▽

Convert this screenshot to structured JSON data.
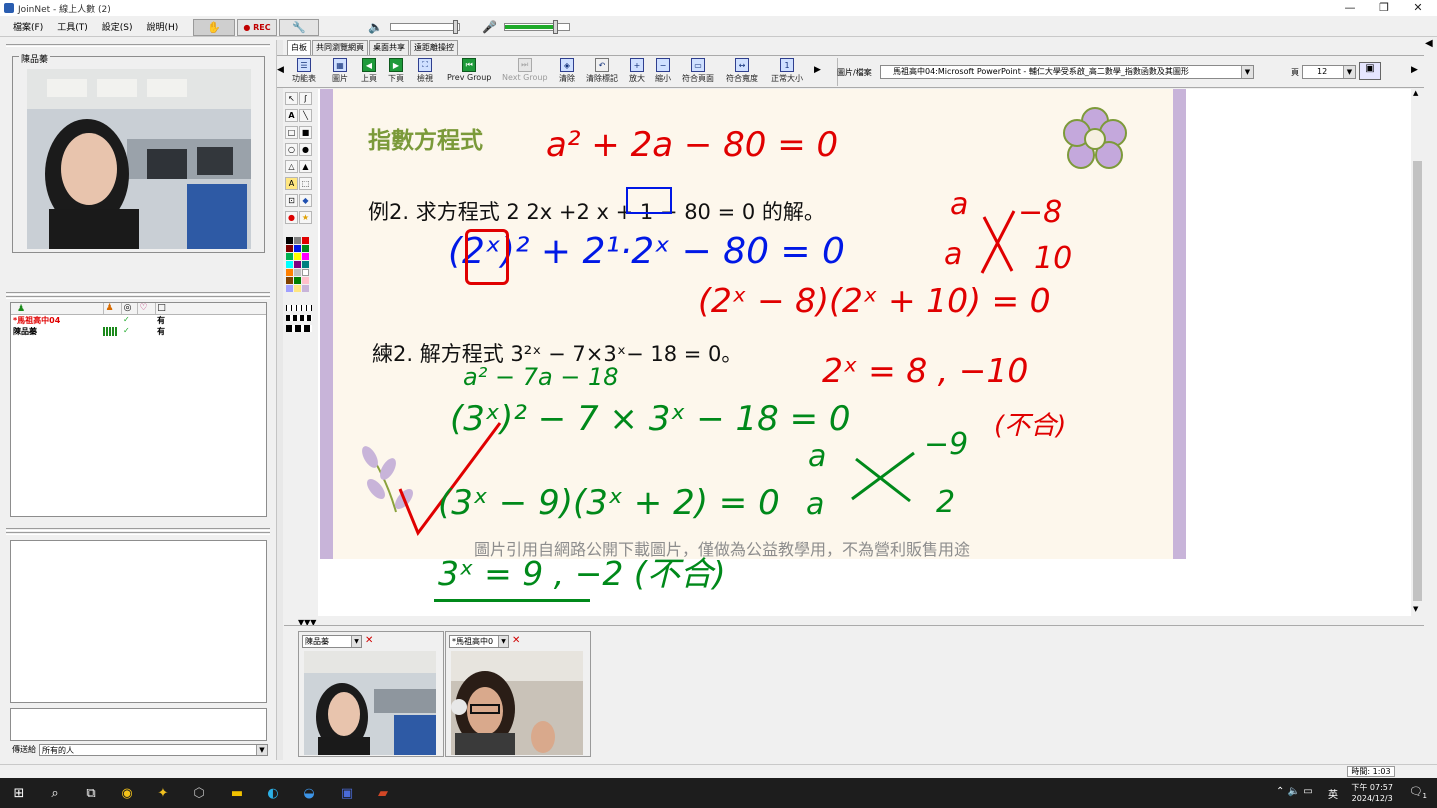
{
  "window": {
    "title": "JoinNet - 線上人數 (2)"
  },
  "menu": {
    "items": [
      "檔案(F)",
      "工具(T)",
      "設定(S)",
      "說明(H)"
    ],
    "rec_label": "● REC"
  },
  "left_panel": {
    "video_label": "陳品蓁",
    "user_list": {
      "rows": [
        {
          "name": "*馬祖高中04",
          "status": "有",
          "color": "#e00000"
        },
        {
          "name": "陳品蓁",
          "status": "有",
          "color": "#000000"
        }
      ]
    },
    "send_to_label": "傳送給",
    "send_to_value": "所有的人"
  },
  "tabs": [
    "白板",
    "共同瀏覽網頁",
    "桌面共享",
    "遠距離操控"
  ],
  "toolbar": {
    "buttons": [
      {
        "label": "功能表",
        "icon": "menu-icon",
        "enabled": true
      },
      {
        "label": "圖片",
        "icon": "image-icon",
        "enabled": true
      },
      {
        "label": "上頁",
        "icon": "prev-page-icon",
        "enabled": true
      },
      {
        "label": "下頁",
        "icon": "next-page-icon",
        "enabled": true
      },
      {
        "label": "檢視",
        "icon": "view-icon",
        "enabled": true
      },
      {
        "label": "Prev Group",
        "icon": "prev-group-icon",
        "enabled": true
      },
      {
        "label": "Next Group",
        "icon": "next-group-icon",
        "enabled": false
      },
      {
        "label": "清除",
        "icon": "clear-icon",
        "enabled": true
      },
      {
        "label": "清除標記",
        "icon": "clear-marks-icon",
        "enabled": true
      },
      {
        "label": "放大",
        "icon": "zoom-in-icon",
        "enabled": true
      },
      {
        "label": "縮小",
        "icon": "zoom-out-icon",
        "enabled": true
      },
      {
        "label": "符合頁面",
        "icon": "fit-page-icon",
        "enabled": true
      },
      {
        "label": "符合寬度",
        "icon": "fit-width-icon",
        "enabled": true
      },
      {
        "label": "正常大小",
        "icon": "normal-size-icon",
        "enabled": true
      }
    ],
    "file_label": "圖片/檔案",
    "file_value": "馬祖高中04:Microsoft PowerPoint - 輔仁大學受系啟_高二數學_指數函數及其圖形",
    "page_label": "頁",
    "page_value": "12"
  },
  "slide": {
    "title": "指數方程式",
    "example": "例2. 求方程式 2 2x +2 x + 1 − 80 = 0 的解。",
    "practice": "練2. 解方程式 3²ˣ − 7×3ˣ− 18 = 0。",
    "footer_note": "圖片引用自網路公開下載圖片，僅做為公益教學用，不為營利販售用途"
  },
  "handwriting": {
    "red_top": "a² + 2a − 80 = 0",
    "red_factor_a1": "a",
    "red_factor_a2": "a",
    "red_factor_n1": "−8",
    "red_factor_n2": "10",
    "blue_line": "(2ˣ)² + 2¹·2ˣ − 80 = 0",
    "red_factored": "(2ˣ − 8)(2ˣ + 10) = 0",
    "red_result": "2ˣ = 8 , −10",
    "red_reject": "(不合)",
    "green_sub": "a² − 7a − 18",
    "green_line": "(3ˣ)² − 7 × 3ˣ − 18 = 0",
    "green_factor_a1": "a",
    "green_factor_a2": "a",
    "green_factor_n1": "−9",
    "green_factor_n2": "2",
    "green_factored": "(3ˣ − 9)(3ˣ + 2) = 0",
    "green_result": "3ˣ = 9 , −2 (不合)"
  },
  "thumbnails": [
    {
      "name": "陳品蓁"
    },
    {
      "name": "*馬祖高中0"
    }
  ],
  "statusbar": {
    "clock": "時間: 1:03"
  },
  "taskbar": {
    "time": "下午 07:57",
    "date": "2024/12/3",
    "lang": "英",
    "notif": "1"
  }
}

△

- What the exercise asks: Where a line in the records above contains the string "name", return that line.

- Result of the exercise:
          "name": "*馬祖高中04",
          "name": "陳品蓁",
      "name": "陳品蓁"
      "name": "*馬祖高中0"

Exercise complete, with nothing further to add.